, , , , , , ,

In terms of modern action sequels, few have felt as unnecessary as London Has Fallen, nor have they been as strangely accessible. The sequel to 2013’s underrated action hit Olympus Has Fallen, London Has Fallen once again finds President Benjamin Asher (Aaron Eckhart) and secret service agent Mike Banning (Gerald Butler) in the middle of terrorist crossfire, this time at the funeral of the British Prime Minister at the hands of a radical terrorist group. While the film’s own ridiculousness does require a fair suspension of disbelief, there’s a giddiness to how simple the story is, and how dedicated it is to its entertainment purpose.

While the initial film was an homage to ’90s action films in the vein of Die Hard, the sequel only ups the action with more humor and disaster sequences. Director Babak Najafi proves to be inferior to Antoniw Fuqua’s work on the original, with an over reliance on CGI in comparison to practical effects, though a few tracking shots at the climax salvage much of the film, and the brutality makes for an above average thriller. However, the plot is more thinly drawn, and while there are some nice character moments, the material feels dense at points and lacks a real center focus, as the subplots often feel unresolved.

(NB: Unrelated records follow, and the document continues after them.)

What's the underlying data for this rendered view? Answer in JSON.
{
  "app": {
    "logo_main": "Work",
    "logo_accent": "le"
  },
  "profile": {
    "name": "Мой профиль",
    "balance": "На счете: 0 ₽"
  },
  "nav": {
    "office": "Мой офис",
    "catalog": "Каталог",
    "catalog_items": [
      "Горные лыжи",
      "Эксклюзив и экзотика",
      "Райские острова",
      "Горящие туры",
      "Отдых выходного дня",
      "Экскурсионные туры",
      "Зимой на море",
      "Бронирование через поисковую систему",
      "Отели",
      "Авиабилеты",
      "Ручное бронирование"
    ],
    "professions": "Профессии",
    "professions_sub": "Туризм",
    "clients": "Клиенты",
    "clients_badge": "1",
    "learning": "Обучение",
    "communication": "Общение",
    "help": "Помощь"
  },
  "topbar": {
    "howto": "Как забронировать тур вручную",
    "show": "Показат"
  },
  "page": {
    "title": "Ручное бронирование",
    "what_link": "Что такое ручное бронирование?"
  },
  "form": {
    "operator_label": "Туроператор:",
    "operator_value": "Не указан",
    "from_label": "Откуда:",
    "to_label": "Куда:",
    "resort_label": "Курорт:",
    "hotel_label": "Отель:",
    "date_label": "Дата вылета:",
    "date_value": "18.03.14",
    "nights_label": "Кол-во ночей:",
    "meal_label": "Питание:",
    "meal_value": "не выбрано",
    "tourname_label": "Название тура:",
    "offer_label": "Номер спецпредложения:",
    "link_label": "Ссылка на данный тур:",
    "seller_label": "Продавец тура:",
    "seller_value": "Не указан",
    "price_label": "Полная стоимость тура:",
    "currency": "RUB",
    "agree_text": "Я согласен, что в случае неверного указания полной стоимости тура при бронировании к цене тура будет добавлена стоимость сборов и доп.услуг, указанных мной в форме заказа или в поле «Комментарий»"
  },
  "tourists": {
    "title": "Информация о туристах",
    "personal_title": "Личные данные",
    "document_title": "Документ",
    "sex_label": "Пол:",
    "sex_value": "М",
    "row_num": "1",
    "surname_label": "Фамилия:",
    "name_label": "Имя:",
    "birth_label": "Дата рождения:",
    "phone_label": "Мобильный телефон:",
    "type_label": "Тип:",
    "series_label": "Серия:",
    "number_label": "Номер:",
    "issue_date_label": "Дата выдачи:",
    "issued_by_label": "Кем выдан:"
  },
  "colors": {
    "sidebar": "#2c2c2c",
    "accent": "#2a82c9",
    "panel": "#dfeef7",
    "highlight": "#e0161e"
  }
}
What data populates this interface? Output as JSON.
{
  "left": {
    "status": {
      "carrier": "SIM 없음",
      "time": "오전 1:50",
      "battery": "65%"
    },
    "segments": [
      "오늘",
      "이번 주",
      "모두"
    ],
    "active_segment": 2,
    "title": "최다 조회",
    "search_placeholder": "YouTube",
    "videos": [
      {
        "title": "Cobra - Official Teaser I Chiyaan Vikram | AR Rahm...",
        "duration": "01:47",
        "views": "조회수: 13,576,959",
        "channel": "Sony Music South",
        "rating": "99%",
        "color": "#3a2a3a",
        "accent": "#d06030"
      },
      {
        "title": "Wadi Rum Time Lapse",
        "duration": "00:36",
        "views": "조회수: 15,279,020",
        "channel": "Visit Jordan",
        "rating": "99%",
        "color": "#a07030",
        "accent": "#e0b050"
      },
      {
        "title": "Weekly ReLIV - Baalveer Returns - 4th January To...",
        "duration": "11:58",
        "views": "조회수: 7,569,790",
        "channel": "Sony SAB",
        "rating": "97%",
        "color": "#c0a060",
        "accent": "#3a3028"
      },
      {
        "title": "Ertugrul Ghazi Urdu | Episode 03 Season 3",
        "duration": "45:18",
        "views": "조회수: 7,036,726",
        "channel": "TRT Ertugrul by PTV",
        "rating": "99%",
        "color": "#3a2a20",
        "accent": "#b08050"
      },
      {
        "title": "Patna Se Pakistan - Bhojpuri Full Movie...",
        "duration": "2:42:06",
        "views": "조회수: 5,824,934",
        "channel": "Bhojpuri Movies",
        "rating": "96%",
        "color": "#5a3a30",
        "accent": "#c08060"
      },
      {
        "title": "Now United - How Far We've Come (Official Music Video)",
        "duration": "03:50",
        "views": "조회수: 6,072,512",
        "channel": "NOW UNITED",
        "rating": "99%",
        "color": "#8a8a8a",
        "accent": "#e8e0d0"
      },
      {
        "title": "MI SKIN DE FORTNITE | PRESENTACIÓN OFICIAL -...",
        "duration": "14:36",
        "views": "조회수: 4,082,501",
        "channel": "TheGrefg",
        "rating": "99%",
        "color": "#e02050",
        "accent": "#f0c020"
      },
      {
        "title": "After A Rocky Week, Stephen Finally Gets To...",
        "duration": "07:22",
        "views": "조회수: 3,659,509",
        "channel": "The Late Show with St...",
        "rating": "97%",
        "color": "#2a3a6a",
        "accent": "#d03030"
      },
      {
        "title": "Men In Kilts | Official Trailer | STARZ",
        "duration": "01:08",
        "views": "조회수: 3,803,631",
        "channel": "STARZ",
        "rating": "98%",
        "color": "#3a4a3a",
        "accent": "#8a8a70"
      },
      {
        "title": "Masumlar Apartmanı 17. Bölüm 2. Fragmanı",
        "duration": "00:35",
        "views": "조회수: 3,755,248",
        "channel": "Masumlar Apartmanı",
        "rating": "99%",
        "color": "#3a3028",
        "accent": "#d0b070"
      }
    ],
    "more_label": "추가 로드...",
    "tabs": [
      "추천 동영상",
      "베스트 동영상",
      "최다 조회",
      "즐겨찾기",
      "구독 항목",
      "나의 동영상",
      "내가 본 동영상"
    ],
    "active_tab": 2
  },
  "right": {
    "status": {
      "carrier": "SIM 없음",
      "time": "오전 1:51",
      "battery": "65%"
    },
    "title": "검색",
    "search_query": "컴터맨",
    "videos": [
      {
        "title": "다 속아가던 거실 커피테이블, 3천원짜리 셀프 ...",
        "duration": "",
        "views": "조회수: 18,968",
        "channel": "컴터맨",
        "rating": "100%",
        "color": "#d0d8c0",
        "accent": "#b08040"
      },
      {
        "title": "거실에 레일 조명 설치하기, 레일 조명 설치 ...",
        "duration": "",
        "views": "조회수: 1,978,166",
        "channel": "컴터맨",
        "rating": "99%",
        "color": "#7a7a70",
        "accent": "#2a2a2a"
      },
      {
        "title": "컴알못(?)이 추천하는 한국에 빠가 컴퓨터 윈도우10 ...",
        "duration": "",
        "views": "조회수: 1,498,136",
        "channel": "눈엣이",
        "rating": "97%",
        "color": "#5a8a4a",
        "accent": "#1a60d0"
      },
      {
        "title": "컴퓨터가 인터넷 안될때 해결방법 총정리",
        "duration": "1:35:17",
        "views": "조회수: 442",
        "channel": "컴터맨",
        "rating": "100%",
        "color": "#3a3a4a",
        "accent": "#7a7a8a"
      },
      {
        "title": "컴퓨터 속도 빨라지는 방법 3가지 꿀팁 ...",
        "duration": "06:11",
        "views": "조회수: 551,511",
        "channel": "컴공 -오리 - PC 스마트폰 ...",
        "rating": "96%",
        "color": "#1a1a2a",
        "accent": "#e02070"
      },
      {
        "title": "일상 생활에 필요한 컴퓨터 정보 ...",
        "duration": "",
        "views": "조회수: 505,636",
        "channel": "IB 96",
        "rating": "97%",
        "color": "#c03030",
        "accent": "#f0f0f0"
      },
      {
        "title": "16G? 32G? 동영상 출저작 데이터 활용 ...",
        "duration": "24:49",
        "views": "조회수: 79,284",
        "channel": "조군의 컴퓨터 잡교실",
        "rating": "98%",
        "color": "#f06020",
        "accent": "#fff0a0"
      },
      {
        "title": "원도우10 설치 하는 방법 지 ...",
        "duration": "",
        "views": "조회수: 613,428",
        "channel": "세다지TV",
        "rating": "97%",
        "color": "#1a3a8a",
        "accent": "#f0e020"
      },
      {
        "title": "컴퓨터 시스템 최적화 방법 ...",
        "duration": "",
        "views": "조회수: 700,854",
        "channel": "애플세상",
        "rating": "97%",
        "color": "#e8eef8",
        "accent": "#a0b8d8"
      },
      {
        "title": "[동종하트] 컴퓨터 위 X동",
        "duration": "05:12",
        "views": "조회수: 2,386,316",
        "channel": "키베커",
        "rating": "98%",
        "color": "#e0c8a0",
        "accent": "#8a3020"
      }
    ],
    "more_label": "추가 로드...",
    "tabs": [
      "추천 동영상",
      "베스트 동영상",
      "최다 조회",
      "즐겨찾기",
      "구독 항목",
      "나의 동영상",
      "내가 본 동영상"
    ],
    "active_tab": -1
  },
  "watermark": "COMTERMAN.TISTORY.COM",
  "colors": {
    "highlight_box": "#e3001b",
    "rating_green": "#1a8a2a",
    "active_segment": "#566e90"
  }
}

While the material is less tightly crafted in comparison to the initial film, the sequel does continue the great chemistry between Gerald Butler and Aaron Eckhart, who’s charisma and surprising dramatic heft elevate the material. The film is completely bonkers at points, with a vast majority of it feeling underwritten, but he film leaves a wink to the audience that suggests that dramatic storytelling was never it’s true intention. On a basis of pure entertainment, London Has Fallen is often rewarding and completely enjoyable, though one shouldn’t think too hard or look for anything but fun. Grade: B-